Wednesday, 3 April 2013

East London set to host game journo piss up






















If you have aspirations to be a games journalist and you live in London, or you're just a borderline alcoholic, then you may want to book a ticket to, "Game Over", a evening presented by the National Union of Journalists at the Innovation Warehouse (near Farringdon tube station), with three talks on the subject of...

How to make money as a writer in video games
Expect to hear(or at least hope) three industry vets tell you of their experiences getting their start in paid games writing (at a time when there were much less people applying for jobs) how you should never write for free on a blog but should write for free as a intern and most likely not tell you about whatever crawling they did to get their initial starts that will do you fuck all good, unless they also give out the personal mobile number and address of the editor of Eurogamer.
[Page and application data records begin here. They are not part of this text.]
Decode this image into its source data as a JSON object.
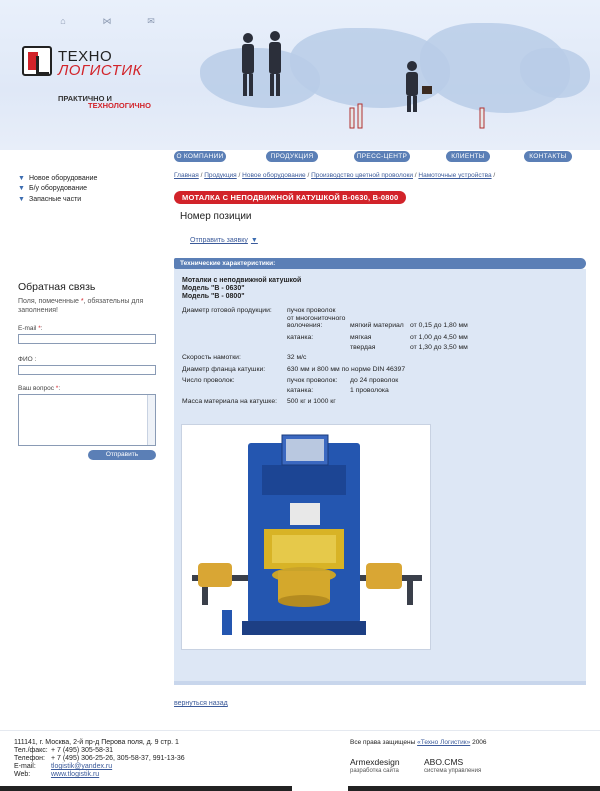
{
  "header": {
    "logo_line1": "ТЕХНО",
    "logo_line2": "ЛОГИСТИК",
    "slogan_line1": "ПРАКТИЧНО И",
    "slogan_line2": "ТЕХНОЛОГИЧНО",
    "icons": [
      "home-icon",
      "sitemap-icon",
      "mail-icon"
    ]
  },
  "nav": [
    "О КОМПАНИИ",
    "ПРОДУКЦИЯ",
    "ПРЕСС-ЦЕНТР",
    "КЛИЕНТЫ",
    "КОНТАКТЫ"
  ],
  "sidebar": {
    "items": [
      "Новое оборудование",
      "Б/у оборудование",
      "Запасные части"
    ]
  },
  "feedback": {
    "title": "Обратная связь",
    "note": "Поля, помеченные",
    "note_tail": ", обязательны для заполнения!",
    "email_label": "E-mail",
    "name_label": "ФИО :",
    "question_label": "Ваш вопрос",
    "submit": "Отправить"
  },
  "breadcrumbs": [
    "Главная",
    "Продукция",
    "Новое оборудование",
    "Производство цветной проволоки",
    "Намоточные устройства"
  ],
  "product": {
    "title": "МОТАЛКА С НЕПОДВИЖНОЙ КАТУШКОЙ В-0630, В-0800",
    "position_title": "Номер позиции",
    "order_link": "Отправить заявку",
    "spec_header": "Технические характеристики:"
  },
  "specs": {
    "head1": "Моталки с неподвижной катушкой",
    "head2": "Модель \"B - 0630\"",
    "head3": "Модель \"B - 0800\"",
    "diam_label": "Диаметр готовой продукции:",
    "bundle": "пучок проволок",
    "from_multi": "от многониточного",
    "twisting": "волочения:",
    "soft_wire": "мягкий материал",
    "soft_wire_val": "от 0,15 до 1,80 мм",
    "rolling": "катанка:",
    "soft": "мягкая",
    "soft_val": "от 1,00 до 4,50 мм",
    "hard": "твердая",
    "hard_val": "от 1,30 до 3,50 мм",
    "speed_label": "Скорость намотки:",
    "speed_val": "32 м/с",
    "flange_label": "Диаметр фланца катушки:",
    "flange_val": "630 мм и 800 мм по норме DIN 46397",
    "wires_label": "Число проволок:",
    "wires_bundle": "пучок проволок:",
    "wires_bundle_val": "до 24 проволок",
    "wires_rolling": "катанка:",
    "wires_rolling_val": "1 проволока",
    "mass_label": "Масса материала на катушке:",
    "mass_val": "500 кг и 1000 кг"
  },
  "back_link": "вернуться назад",
  "footer": {
    "address": "111141, г. Москва, 2-й пр-д Перова поля, д. 9 стр. 1",
    "tel_fax_label": "Тел./факс:",
    "tel_fax": "+ 7 (495) 305-58-31",
    "phone_label": "Телефон:",
    "phone": "+ 7 (495) 306-25-26, 305-58-37, 991-13-36",
    "email_label": "E-mail:",
    "email": "tlogistik@yandex.ru",
    "web_label": "Web:",
    "web": "www.tlogistik.ru",
    "copyright_prefix": "Все права защищены",
    "copyright_link": "«Техно Логистик»",
    "copyright_year": "2006",
    "dev1_name": "Armexdesign",
    "dev1_sub": "разработка сайта",
    "dev2_name": "ABO.CMS",
    "dev2_sub": "система управления"
  },
  "colors": {
    "brand_red": "#d2232a",
    "accent_blue": "#5b7fb6",
    "panel": "#dde7f5"
  }
}
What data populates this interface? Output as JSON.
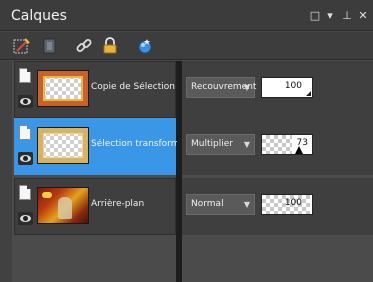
{
  "panel": {
    "title": "Calques"
  },
  "title_buttons": [
    {
      "icon": "maximize-icon",
      "symbol": "□"
    },
    {
      "icon": "dropdown-icon",
      "symbol": "▾"
    },
    {
      "icon": "pin-icon",
      "symbol": "⊥"
    },
    {
      "icon": "close-icon",
      "symbol": "✕"
    }
  ],
  "toolbar": [
    {
      "icon": "new-raster-layer-icon"
    },
    {
      "icon": "new-mask-icon"
    },
    {
      "icon": "link-icon"
    },
    {
      "icon": "lock-icon"
    },
    {
      "icon": "layer-style-icon"
    }
  ],
  "layers": [
    {
      "name": "Copie de Sélection tra",
      "blend_mode": "Recouvrement",
      "opacity": "100",
      "selected": false
    },
    {
      "name": "Sélection transformée",
      "blend_mode": "Multiplier",
      "opacity": "73",
      "selected": true
    },
    {
      "name": "Arrière-plan",
      "blend_mode": "Normal",
      "opacity": "100",
      "selected": false
    }
  ],
  "colors": {
    "selection": "#3a97e8",
    "panel_bg": "#474747"
  }
}
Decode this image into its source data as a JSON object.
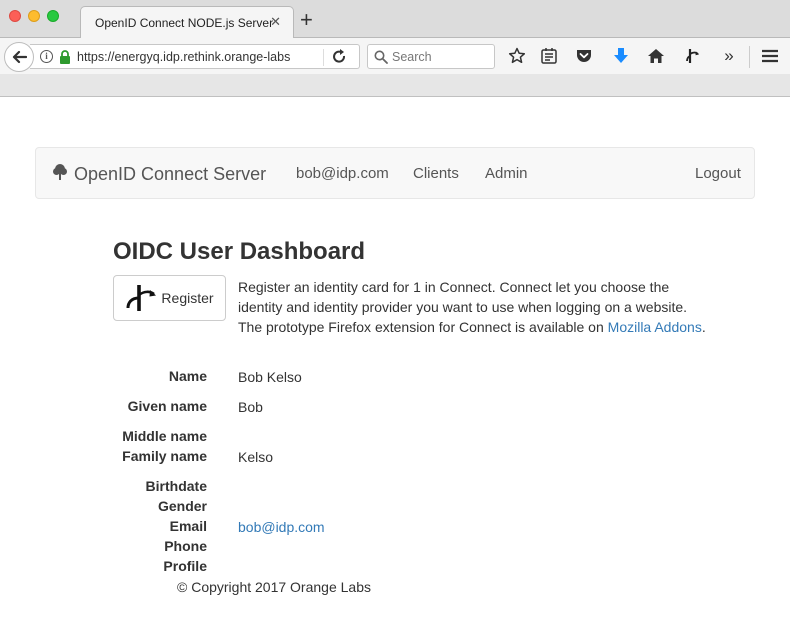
{
  "browser": {
    "tab_title": "OpenID Connect NODE.js Server",
    "tab_close_glyph": "✕",
    "new_tab_glyph": "+",
    "url": "https://energyq.idp.rethink.orange-labs",
    "search_placeholder": "Search",
    "overflow_glyph": "»",
    "icons": [
      "back-arrow-icon",
      "info-icon",
      "lock-icon",
      "reload-icon",
      "search-icon",
      "bookmark-star-icon",
      "reading-list-icon",
      "pocket-icon",
      "download-icon",
      "home-icon",
      "openid-extension-icon",
      "overflow-chevron-icon",
      "menu-icon"
    ]
  },
  "site_nav": {
    "brand": "OpenID Connect Server",
    "brand_icon": "tree-icon",
    "user": "bob@idp.com",
    "clients": "Clients",
    "admin": "Admin",
    "logout": "Logout"
  },
  "dashboard": {
    "title": "OIDC User Dashboard",
    "register_label": "Register",
    "intro_text": "Register an identity card for 1 in Connect. Connect let you choose the identity and identity provider you want to use when logging on a website. The prototype Firefox extension for Connect is available on ",
    "intro_link": "Mozilla Addons",
    "intro_end": "."
  },
  "profile": {
    "name_label": "Name",
    "name_value": "Bob Kelso",
    "given_label": "Given name",
    "given_value": "Bob",
    "middle_label": "Middle name",
    "middle_value": "",
    "family_label": "Family name",
    "family_value": "Kelso",
    "birthdate_label": "Birthdate",
    "birthdate_value": "",
    "gender_label": "Gender",
    "gender_value": "",
    "email_label": "Email",
    "email_value": "bob@idp.com",
    "phone_label": "Phone",
    "phone_value": "",
    "profile_label": "Profile",
    "profile_value": ""
  },
  "footer": {
    "copyright": "© Copyright 2017 Orange Labs"
  },
  "colors": {
    "link": "#337ab7",
    "download_arrow": "#1a8cff",
    "lock_green": "#2e9a2e"
  }
}
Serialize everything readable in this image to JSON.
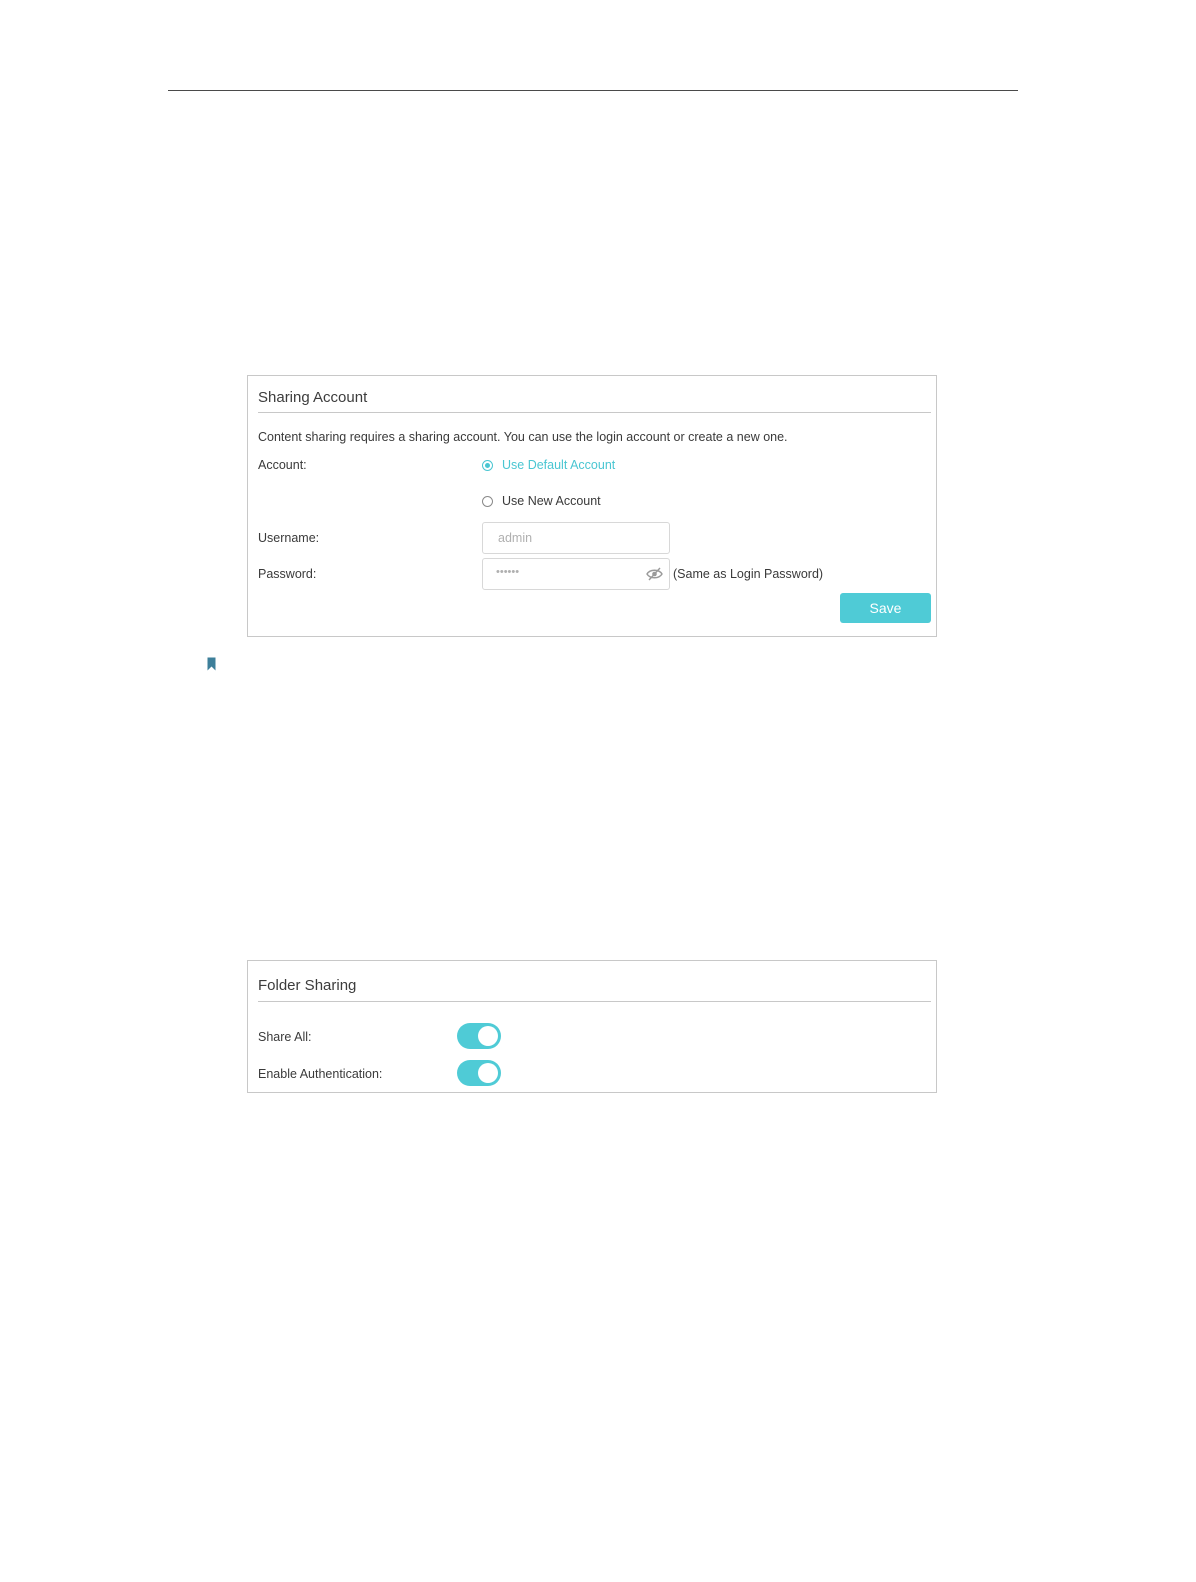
{
  "sharing_account": {
    "title": "Sharing Account",
    "description": "Content sharing requires a sharing account. You can use the login account or create a new one.",
    "account_label": "Account:",
    "options": [
      "Use Default Account",
      "Use New Account"
    ],
    "selected_option": "Use Default Account",
    "username_label": "Username:",
    "username_value": "admin",
    "password_label": "Password:",
    "password_value": "••••••",
    "password_note": "(Same as Login Password)",
    "save_label": "Save"
  },
  "folder_sharing": {
    "title": "Folder Sharing",
    "share_all_label": "Share All:",
    "share_all_enabled": true,
    "auth_label": "Enable Authentication:",
    "auth_enabled": true
  },
  "colors": {
    "accent": "#4fcbd6",
    "border": "#c8c8c8"
  }
}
The history of video games journalism
 Presented by longtime Guardian games reviewer and GMA winner, Steve Boxer talks about his history in games journalism, as frankly, I wouldn't necessarily trust him to recall 100% of British games journalism. Especially parts of the last decade. On account of his chronic "cold", which can never quite seem to shake off. Don't judge, it could be one of your own

Writing the stories for games
Three writers discuss getting a career in writing for games and the progressive influence of narrative on gaming and how it can truly service the gameplay experience. Which includes Rhianna Pratchett on the panel. So you can ask her what it was like writing nothing but endless, "Ahh, my leg!"And Enjoying the praise of rebooting Lara Croft as not a stripper with guns, while still using the lazy plot device of the damsel in distress. Or was Sam supposed to be suicidally stupid on purpose?

If you're not a NUJ member, then it's £5 for a ticket. And if you fancy the idea of trying (and failing) at discovering the seemingly secret code to getting a break into games journalism at the Q&A, and those fledgling game journos doing much needed networking better get in quick. Because there's a free bar afterwards, and as we all know, a games journalist would walk though a corridor of flaming knives, made from the fillings of dead war criminals to get to free booze. So get in there quick and for god's sake, don't accept any of the special "go-go tablets" from anyone in the toilets